══ Excerpted records

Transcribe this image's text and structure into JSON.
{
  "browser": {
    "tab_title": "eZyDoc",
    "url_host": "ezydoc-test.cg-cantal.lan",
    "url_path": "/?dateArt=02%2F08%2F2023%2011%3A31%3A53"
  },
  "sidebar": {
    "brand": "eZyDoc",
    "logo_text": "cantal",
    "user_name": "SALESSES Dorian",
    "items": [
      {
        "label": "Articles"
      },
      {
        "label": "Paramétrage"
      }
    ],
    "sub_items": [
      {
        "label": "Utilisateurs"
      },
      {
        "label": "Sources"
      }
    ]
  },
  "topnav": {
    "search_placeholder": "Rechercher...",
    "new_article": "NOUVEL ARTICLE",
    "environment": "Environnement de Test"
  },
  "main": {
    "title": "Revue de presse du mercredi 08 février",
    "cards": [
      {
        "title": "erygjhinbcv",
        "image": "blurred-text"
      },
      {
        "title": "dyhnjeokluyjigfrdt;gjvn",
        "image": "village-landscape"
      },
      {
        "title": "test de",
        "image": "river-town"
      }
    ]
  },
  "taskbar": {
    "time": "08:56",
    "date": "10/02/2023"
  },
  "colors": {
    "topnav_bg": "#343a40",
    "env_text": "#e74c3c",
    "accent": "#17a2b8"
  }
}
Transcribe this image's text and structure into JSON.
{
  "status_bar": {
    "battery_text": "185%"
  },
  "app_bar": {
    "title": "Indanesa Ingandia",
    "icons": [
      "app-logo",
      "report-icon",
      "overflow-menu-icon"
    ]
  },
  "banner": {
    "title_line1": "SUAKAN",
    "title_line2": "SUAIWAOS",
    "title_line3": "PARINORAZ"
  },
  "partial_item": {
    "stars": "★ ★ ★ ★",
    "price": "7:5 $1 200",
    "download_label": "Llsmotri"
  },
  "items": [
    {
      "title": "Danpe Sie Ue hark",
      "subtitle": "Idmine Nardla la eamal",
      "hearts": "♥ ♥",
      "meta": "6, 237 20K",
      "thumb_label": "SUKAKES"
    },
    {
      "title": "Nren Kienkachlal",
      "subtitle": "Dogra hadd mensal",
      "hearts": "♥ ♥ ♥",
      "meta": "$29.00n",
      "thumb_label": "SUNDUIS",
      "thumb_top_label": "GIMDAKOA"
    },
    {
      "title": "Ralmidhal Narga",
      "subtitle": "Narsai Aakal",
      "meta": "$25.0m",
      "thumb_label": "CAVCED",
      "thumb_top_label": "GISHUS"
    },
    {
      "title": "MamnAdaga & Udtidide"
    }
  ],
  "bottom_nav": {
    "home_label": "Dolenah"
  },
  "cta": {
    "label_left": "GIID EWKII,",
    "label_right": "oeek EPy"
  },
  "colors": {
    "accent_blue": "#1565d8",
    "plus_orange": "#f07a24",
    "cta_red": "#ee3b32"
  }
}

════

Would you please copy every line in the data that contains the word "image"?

Transcribe this image's text and structure into JSON.
        "image": "blurred-text"
        "image": "village-landscape"
        "image": "river-town"
Transcribe this image's text and structure into JSON.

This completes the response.